An inductor is formed of wire coiled, with each turn insulated from the previous one. Inductors are used with capacitors to create both filters and Tuned Circuits.
Inductors that are more commonly used in radios are ‘toroidal cores’ which are small rings, which the coil is wound round, these are often used in kits as they are easily wound.
Variable type inductors come in two types the Rollercoaster, which can be found in older type ATU’s, which has a sliding contact that moves along the length of the coil as the coil is rotated, selecting more or less turns. The other type is a fixed inductor with taps connected to the coil at various points and switched. Another type has a ferrite core that can be moved with a screw thread. These are often found in tuned circuits.
Below is a table showing the units of measurement for Inductance, the Henry. I often use the Henry hoover (See picture below) whilst there is no real link it makes for a bit of fun that helps aid remembering.

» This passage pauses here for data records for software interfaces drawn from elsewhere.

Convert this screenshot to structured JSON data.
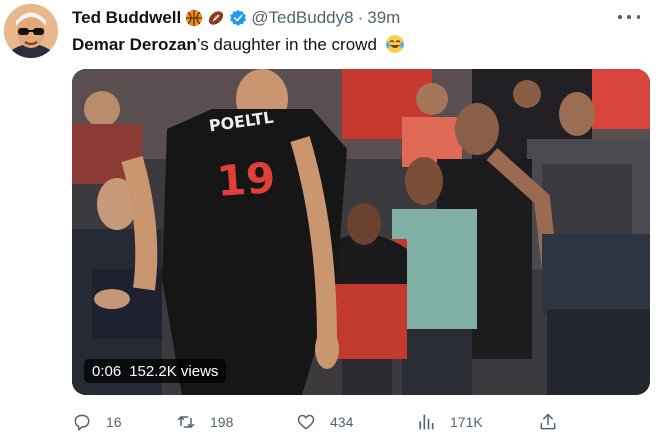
{
  "tweet": {
    "author_name": "Ted Buddwell",
    "author_handle": "@TedBuddy8",
    "separator": "·",
    "time": "39m",
    "text_bold": "Demar Derozan",
    "text_rest": "’s daughter in the crowd",
    "icons": {
      "basketball": "basketball-icon",
      "football": "football-icon",
      "verified": "verified-badge-icon",
      "laugh": "tears-of-joy-emoji",
      "more": "more-icon"
    },
    "colors": {
      "verified": "#1d9bf0",
      "secondary_text": "#536471",
      "jersey": "#161616",
      "jersey_number": "#e0403a"
    }
  },
  "media": {
    "jersey_name": "POELTL",
    "jersey_number": "19",
    "video_time": "0:06",
    "video_views": "152.2K views"
  },
  "actions": {
    "replies": "16",
    "retweets": "198",
    "likes": "434",
    "views": "171K"
  }
}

|Unit||Name||Division of Units|
Just remember to convert up or down you just add 3 decimal places per step
Inductance and Electromagnetism
When Current (I) is passed though a wire it creates a magnetic field, when the wire creates a coil the magnetism is enhanced. Remember that a inductor stores energy in its magnetic field, this is known as Inductance, and is used to form electromagnets.
The Value of a Inductor is created by the diameter, length and number of turns the coil is made of and what sort of core is used.
As you can see by the diagram to the right there are a few different symbols for Inductors, if you can remember these now it will save learning them all later, the main ones we are concerned with for the intermediate exam are: Air-Cored, Adjustable and Iron Cored.